→ Task prompt
Would you give the entries again word for word, with no pictures in the copy?

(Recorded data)
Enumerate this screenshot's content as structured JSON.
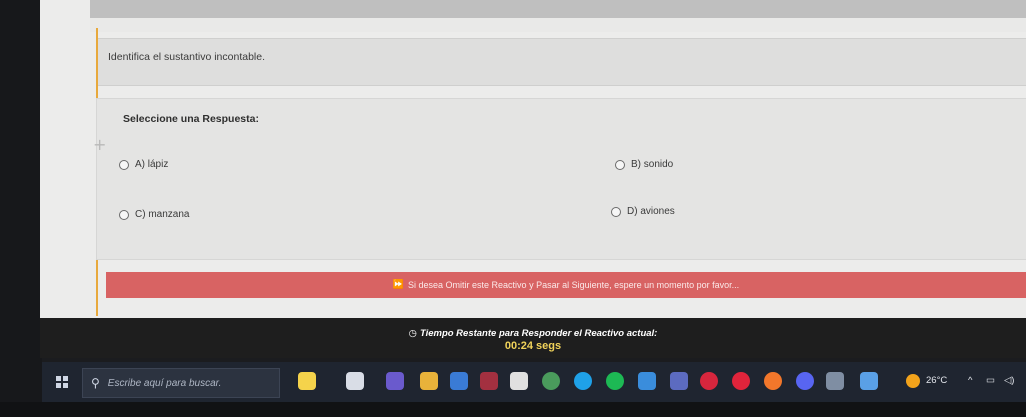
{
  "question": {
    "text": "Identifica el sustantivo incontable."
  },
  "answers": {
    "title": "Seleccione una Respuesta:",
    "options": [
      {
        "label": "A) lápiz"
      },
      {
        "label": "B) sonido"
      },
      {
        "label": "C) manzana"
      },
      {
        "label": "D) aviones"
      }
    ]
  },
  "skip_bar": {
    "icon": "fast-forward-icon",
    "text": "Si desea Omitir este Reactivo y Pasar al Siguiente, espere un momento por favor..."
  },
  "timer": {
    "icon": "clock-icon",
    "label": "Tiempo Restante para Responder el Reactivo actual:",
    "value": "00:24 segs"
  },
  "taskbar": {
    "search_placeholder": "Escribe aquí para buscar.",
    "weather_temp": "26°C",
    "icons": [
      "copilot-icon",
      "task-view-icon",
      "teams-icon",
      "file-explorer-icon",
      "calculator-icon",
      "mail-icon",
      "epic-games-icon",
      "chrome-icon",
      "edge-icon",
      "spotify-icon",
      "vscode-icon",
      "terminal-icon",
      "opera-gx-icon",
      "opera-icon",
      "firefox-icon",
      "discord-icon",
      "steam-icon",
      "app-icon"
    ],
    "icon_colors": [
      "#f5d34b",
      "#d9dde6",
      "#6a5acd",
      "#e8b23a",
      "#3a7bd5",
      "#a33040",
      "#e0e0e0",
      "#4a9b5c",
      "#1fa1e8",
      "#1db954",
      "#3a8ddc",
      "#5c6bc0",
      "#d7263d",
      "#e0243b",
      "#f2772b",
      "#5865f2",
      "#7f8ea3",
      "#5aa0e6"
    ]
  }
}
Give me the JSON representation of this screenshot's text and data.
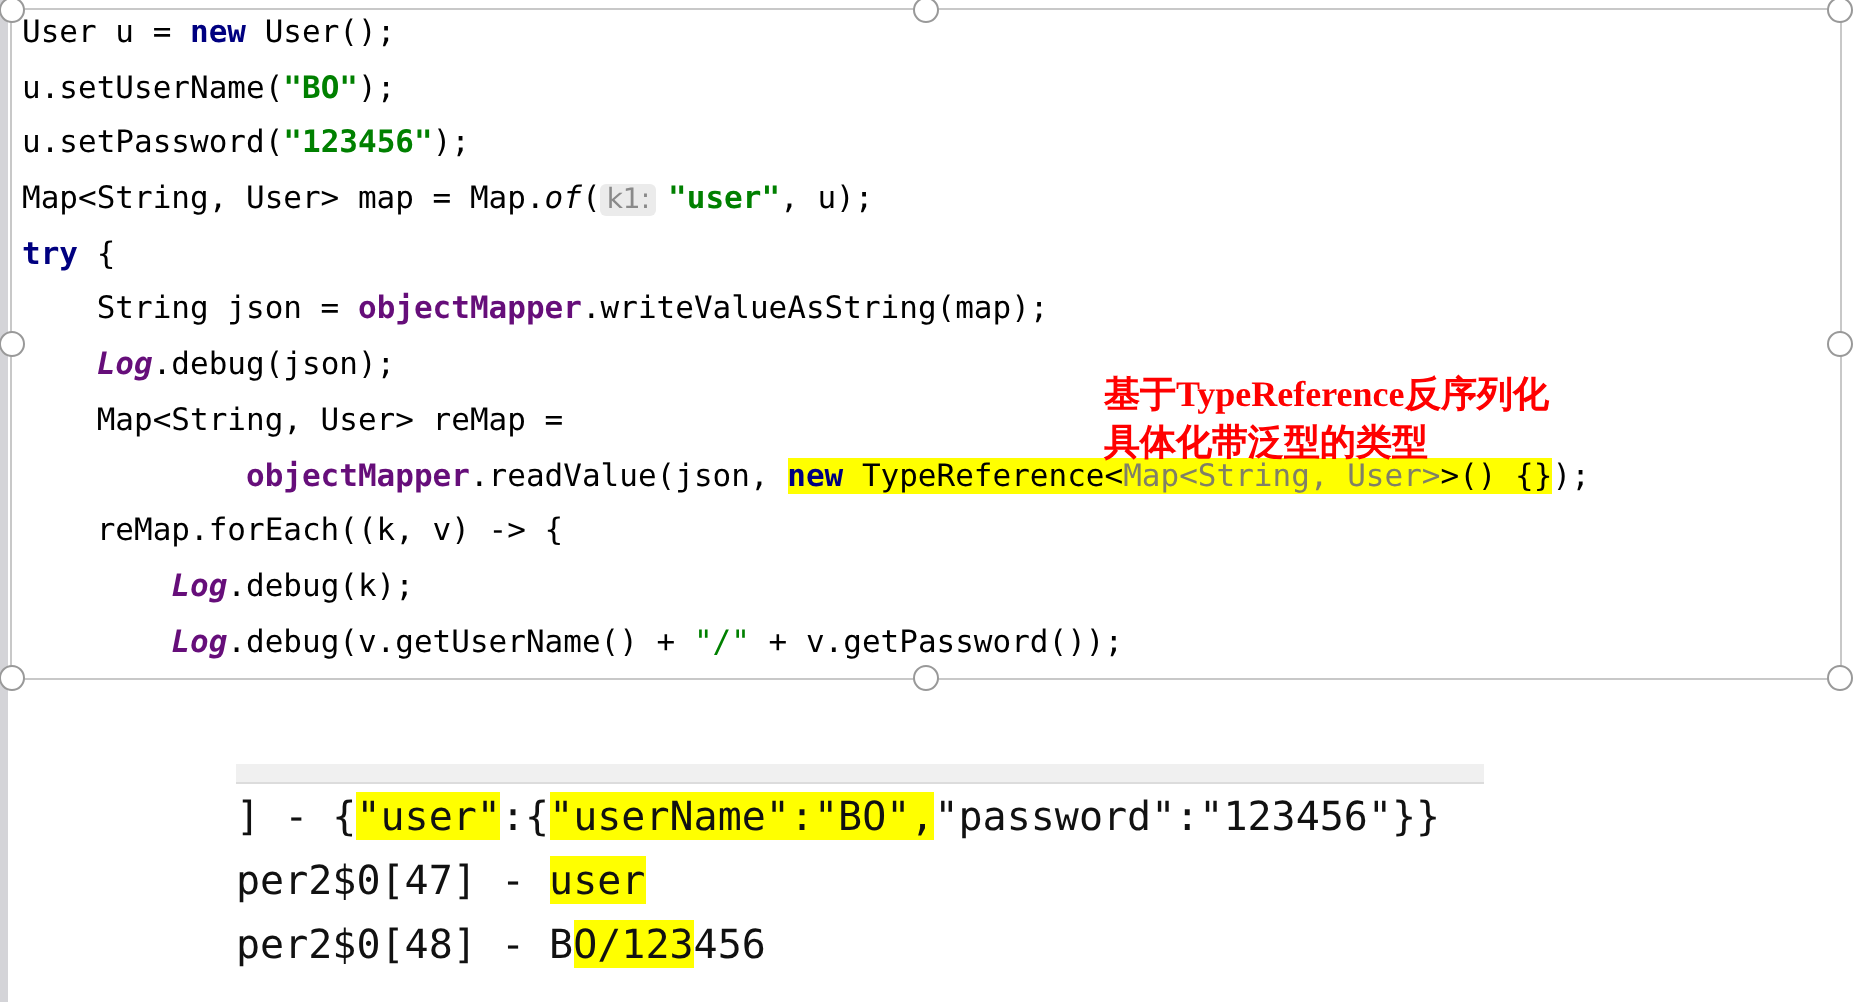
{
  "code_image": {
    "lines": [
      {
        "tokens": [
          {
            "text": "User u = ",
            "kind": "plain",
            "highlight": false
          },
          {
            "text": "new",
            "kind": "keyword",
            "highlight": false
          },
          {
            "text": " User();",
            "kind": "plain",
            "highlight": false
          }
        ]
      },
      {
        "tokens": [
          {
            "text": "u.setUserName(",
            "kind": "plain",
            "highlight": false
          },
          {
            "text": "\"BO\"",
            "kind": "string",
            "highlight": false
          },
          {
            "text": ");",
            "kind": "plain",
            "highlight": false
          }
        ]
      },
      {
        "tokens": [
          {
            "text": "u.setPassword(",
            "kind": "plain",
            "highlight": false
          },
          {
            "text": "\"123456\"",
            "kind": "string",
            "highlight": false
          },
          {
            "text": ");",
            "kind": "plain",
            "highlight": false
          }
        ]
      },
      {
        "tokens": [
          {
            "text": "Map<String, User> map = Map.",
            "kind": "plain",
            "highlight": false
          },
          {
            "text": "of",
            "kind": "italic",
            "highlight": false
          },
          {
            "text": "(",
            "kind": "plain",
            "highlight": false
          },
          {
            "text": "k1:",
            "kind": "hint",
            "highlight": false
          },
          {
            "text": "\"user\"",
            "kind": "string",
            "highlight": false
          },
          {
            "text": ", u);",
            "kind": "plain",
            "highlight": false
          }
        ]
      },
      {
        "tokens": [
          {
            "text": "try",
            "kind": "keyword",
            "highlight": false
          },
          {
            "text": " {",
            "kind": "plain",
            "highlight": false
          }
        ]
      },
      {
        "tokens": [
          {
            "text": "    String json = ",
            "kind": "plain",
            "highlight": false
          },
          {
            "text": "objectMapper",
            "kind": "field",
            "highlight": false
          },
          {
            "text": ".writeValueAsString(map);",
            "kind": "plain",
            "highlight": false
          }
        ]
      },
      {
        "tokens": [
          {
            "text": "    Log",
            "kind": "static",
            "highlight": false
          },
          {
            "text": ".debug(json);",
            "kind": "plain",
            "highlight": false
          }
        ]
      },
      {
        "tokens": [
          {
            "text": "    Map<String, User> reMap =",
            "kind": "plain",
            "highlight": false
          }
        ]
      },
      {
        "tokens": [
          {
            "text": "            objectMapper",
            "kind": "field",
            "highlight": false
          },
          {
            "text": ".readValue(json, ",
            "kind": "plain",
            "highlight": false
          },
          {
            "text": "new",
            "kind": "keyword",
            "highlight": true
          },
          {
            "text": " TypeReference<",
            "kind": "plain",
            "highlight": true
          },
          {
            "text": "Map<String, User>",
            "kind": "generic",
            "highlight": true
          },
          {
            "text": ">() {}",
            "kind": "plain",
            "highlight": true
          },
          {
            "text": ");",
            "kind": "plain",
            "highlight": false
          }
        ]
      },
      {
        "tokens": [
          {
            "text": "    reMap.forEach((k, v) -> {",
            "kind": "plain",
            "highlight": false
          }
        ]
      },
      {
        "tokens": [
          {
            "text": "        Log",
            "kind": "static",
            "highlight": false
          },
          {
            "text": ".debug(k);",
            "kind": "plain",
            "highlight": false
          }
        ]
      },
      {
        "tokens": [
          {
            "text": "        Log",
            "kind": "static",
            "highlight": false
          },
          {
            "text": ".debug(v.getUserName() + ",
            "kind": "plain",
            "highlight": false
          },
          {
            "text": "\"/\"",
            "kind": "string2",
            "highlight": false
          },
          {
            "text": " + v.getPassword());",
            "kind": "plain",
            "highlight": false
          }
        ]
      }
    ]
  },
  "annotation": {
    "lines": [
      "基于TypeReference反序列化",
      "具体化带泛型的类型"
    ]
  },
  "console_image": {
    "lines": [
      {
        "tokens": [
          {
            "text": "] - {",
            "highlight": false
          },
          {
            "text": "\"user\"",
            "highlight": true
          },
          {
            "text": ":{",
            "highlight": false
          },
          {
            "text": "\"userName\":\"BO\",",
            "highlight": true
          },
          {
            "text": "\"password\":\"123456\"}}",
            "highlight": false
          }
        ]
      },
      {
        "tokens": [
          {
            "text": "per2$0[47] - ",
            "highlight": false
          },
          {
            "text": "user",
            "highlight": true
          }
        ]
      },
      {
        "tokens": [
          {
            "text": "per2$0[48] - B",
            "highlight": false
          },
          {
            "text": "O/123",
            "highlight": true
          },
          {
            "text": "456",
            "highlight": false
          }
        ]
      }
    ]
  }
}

→ Answer to this problem
Enumerate this screenshot's content as structured JSON.
{
  "question": {
    "text": "Identifica el sustantivo incontable."
  },
  "answers": {
    "title": "Seleccione una Respuesta:",
    "options": [
      {
        "label": "A) lápiz"
      },
      {
        "label": "B) sonido"
      },
      {
        "label": "C) manzana"
      },
      {
        "label": "D) aviones"
      }
    ]
  },
  "skip_bar": {
    "icon": "fast-forward-icon",
    "text": "Si desea Omitir este Reactivo y Pasar al Siguiente, espere un momento por favor..."
  },
  "timer": {
    "icon": "clock-icon",
    "label": "Tiempo Restante para Responder el Reactivo actual:",
    "value": "00:24 segs"
  },
  "taskbar": {
    "search_placeholder": "Escribe aquí para buscar.",
    "weather_temp": "26°C",
    "icons": [
      "copilot-icon",
      "task-view-icon",
      "teams-icon",
      "file-explorer-icon",
      "calculator-icon",
      "mail-icon",
      "epic-games-icon",
      "chrome-icon",
      "edge-icon",
      "spotify-icon",
      "vscode-icon",
      "terminal-icon",
      "opera-gx-icon",
      "opera-icon",
      "firefox-icon",
      "discord-icon",
      "steam-icon",
      "app-icon"
    ],
    "icon_colors": [
      "#f5d34b",
      "#d9dde6",
      "#6a5acd",
      "#e8b23a",
      "#3a7bd5",
      "#a33040",
      "#e0e0e0",
      "#4a9b5c",
      "#1fa1e8",
      "#1db954",
      "#3a8ddc",
      "#5c6bc0",
      "#d7263d",
      "#e0243b",
      "#f2772b",
      "#5865f2",
      "#7f8ea3",
      "#5aa0e6"
    ]
  }
}
Give me the JSON representation of this screenshot's text and data.
{
  "code_image": {
    "lines": [
      {
        "tokens": [
          {
            "text": "User u = ",
            "kind": "plain",
            "highlight": false
          },
          {
            "text": "new",
            "kind": "keyword",
            "highlight": false
          },
          {
            "text": " User();",
            "kind": "plain",
            "highlight": false
          }
        ]
      },
      {
        "tokens": [
          {
            "text": "u.setUserName(",
            "kind": "plain",
            "highlight": false
          },
          {
            "text": "\"BO\"",
            "kind": "string",
            "highlight": false
          },
          {
            "text": ");",
            "kind": "plain",
            "highlight": false
          }
        ]
      },
      {
        "tokens": [
          {
            "text": "u.setPassword(",
            "kind": "plain",
            "highlight": false
          },
          {
            "text": "\"123456\"",
            "kind": "string",
            "highlight": false
          },
          {
            "text": ");",
            "kind": "plain",
            "highlight": false
          }
        ]
      },
      {
        "tokens": [
          {
            "text": "Map<String, User> map = Map.",
            "kind": "plain",
            "highlight": false
          },
          {
            "text": "of",
            "kind": "italic",
            "highlight": false
          },
          {
            "text": "(",
            "kind": "plain",
            "highlight": false
          },
          {
            "text": "k1:",
            "kind": "hint",
            "highlight": false
          },
          {
            "text": "\"user\"",
            "kind": "string",
            "highlight": false
          },
          {
            "text": ", u);",
            "kind": "plain",
            "highlight": false
          }
        ]
      },
      {
        "tokens": [
          {
            "text": "try",
            "kind": "keyword",
            "highlight": false
          },
          {
            "text": " {",
            "kind": "plain",
            "highlight": false
          }
        ]
      },
      {
        "tokens": [
          {
            "text": "    String json = ",
            "kind": "plain",
            "highlight": false
          },
          {
            "text": "objectMapper",
            "kind": "field",
            "highlight": false
          },
          {
            "text": ".writeValueAsString(map);",
            "kind": "plain",
            "highlight": false
          }
        ]
      },
      {
        "tokens": [
          {
            "text": "    Log",
            "kind": "static",
            "highlight": false
          },
          {
            "text": ".debug(json);",
            "kind": "plain",
            "highlight": false
          }
        ]
      },
      {
        "tokens": [
          {
            "text": "    Map<String, User> reMap =",
            "kind": "plain",
            "highlight": false
          }
        ]
      },
      {
        "tokens": [
          {
            "text": "            objectMapper",
            "kind": "field",
            "highlight": false
          },
          {
            "text": ".readValue(json, ",
            "kind": "plain",
            "highlight": false
          },
          {
            "text": "new",
            "kind": "keyword",
            "highlight": true
          },
          {
            "text": " TypeReference<",
            "kind": "plain",
            "highlight": true
          },
          {
            "text": "Map<String, User>",
            "kind": "generic",
            "highlight": true
          },
          {
            "text": ">() {}",
            "kind": "plain",
            "highlight": true
          },
          {
            "text": ");",
            "kind": "plain",
            "highlight": false
          }
        ]
      },
      {
        "tokens": [
          {
            "text": "    reMap.forEach((k, v) -> {",
            "kind": "plain",
            "highlight": false
          }
        ]
      },
      {
        "tokens": [
          {
            "text": "        Log",
            "kind": "static",
            "highlight": false
          },
          {
            "text": ".debug(k);",
            "kind": "plain",
            "highlight": false
          }
        ]
      },
      {
        "tokens": [
          {
            "text": "        Log",
            "kind": "static",
            "highlight": false
          },
          {
            "text": ".debug(v.getUserName() + ",
            "kind": "plain",
            "highlight": false
          },
          {
            "text": "\"/\"",
            "kind": "string2",
            "highlight": false
          },
          {
            "text": " + v.getPassword());",
            "kind": "plain",
            "highlight": false
          }
        ]
      }
    ]
  },
  "annotation": {
    "lines": [
      "基于TypeReference反序列化",
      "具体化带泛型的类型"
    ]
  },
  "console_image": {
    "lines": [
      {
        "tokens": [
          {
            "text": "] - {",
            "highlight": false
          },
          {
            "text": "\"user\"",
            "highlight": true
          },
          {
            "text": ":{",
            "highlight": false
          },
          {
            "text": "\"userName\":\"BO\",",
            "highlight": true
          },
          {
            "text": "\"password\":\"123456\"}}",
            "highlight": false
          }
        ]
      },
      {
        "tokens": [
          {
            "text": "per2$0[47] - ",
            "highlight": false
          },
          {
            "text": "user",
            "highlight": true
          }
        ]
      },
      {
        "tokens": [
          {
            "text": "per2$0[48] - B",
            "highlight": false
          },
          {
            "text": "O/123",
            "highlight": true
          },
          {
            "text": "456",
            "highlight": false
          }
        ]
      }
    ]
  }
}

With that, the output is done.